Danielsen’s characterisation of Monty, the young and charming paratrooper, is also successful. His growth as a vocalist since the recent Wicked tour is evident, and complete with a convincing accent, he embodies his character consistently throughout. Importantly, Danielsen and Conrad work well together and, similarly, there’s good chemistry between he and Dodemaide.
Stellar support in this production is plentiful. Distinguished Australian leading lady, Genevieve Lemon, is a scene-stealer as hooker Misty, and as Mabel, an eccentric older woman Violet encounters on the bus. Damien Bermingham is a powerful presence whenever he takes to the stage here as Violet’s father, which occurs in moments when she reminisces about moments from her childhood (including the gruesome aftermath of the accident that led to her disfigurement).
Dash Kruck’s larger than life preening preacher is right on the money. His is exactly the kind of televangelist whose outrageously over-the-top pontificating could believably compel Violet to travel 1,000 miles on a bus for a blessing. And Luisa Scrofani’s spritely and genial characterisation of young Violet is the ideal counterpart to Dodemaide’s adult version.

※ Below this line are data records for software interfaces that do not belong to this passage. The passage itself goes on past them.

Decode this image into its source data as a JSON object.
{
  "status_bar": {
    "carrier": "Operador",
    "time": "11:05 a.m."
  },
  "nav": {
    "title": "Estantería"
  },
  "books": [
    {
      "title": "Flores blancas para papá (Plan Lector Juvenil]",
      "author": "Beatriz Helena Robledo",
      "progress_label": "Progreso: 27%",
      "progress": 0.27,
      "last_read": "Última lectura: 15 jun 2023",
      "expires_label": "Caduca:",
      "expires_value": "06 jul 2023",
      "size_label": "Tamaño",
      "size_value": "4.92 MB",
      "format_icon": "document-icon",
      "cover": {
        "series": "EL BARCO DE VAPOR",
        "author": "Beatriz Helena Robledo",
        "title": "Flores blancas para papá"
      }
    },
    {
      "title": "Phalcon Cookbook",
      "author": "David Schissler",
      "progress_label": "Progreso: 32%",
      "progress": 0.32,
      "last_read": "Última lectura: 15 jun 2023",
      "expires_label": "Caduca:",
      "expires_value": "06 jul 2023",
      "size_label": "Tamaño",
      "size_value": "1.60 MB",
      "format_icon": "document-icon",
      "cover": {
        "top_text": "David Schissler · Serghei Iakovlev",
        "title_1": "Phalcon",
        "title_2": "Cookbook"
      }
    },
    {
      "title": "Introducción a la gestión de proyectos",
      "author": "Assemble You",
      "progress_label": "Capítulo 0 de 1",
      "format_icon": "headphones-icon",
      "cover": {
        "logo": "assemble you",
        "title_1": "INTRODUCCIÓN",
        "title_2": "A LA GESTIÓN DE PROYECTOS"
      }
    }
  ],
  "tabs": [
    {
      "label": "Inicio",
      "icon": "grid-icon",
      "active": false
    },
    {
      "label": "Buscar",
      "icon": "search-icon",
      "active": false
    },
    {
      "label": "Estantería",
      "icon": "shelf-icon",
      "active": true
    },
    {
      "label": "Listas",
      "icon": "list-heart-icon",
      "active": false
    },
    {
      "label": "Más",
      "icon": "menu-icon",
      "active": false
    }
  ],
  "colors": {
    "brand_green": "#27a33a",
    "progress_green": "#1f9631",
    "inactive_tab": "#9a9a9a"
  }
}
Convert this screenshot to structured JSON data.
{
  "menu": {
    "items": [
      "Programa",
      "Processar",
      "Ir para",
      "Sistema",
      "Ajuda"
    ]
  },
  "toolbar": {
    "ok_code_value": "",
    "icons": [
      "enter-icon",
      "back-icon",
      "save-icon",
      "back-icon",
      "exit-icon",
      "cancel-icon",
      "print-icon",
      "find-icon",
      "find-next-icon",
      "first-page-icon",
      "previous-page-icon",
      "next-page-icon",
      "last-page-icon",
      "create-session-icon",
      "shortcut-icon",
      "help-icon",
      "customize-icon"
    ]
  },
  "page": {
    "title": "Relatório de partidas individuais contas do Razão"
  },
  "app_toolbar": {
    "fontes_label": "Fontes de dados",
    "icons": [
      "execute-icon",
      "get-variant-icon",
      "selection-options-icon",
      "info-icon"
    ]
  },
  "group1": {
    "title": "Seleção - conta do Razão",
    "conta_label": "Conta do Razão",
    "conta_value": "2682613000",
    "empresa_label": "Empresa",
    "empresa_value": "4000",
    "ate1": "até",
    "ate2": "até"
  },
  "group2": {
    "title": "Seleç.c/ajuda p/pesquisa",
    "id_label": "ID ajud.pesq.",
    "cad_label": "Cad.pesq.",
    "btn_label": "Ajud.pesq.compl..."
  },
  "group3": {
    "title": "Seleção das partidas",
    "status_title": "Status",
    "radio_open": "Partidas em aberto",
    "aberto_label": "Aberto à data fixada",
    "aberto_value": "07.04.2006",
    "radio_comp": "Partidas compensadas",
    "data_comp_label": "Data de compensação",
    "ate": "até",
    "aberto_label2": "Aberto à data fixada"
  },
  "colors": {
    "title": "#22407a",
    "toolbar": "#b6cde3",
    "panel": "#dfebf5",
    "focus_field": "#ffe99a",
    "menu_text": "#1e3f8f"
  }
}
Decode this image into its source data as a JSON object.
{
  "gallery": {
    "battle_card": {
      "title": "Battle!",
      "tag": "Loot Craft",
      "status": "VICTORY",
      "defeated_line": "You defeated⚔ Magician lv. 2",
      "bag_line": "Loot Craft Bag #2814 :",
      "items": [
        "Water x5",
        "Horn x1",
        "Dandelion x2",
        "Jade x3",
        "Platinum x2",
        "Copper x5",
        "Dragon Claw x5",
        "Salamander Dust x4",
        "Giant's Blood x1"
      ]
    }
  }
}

Violet is a substantial achievement for director Mitchell Butel. He’s enlisted a superior cast to bring these characters to life and shaped a production that will ensure this rare outing of a Tesori work in Oz is a memorable evening for those who have the fortune to experience it.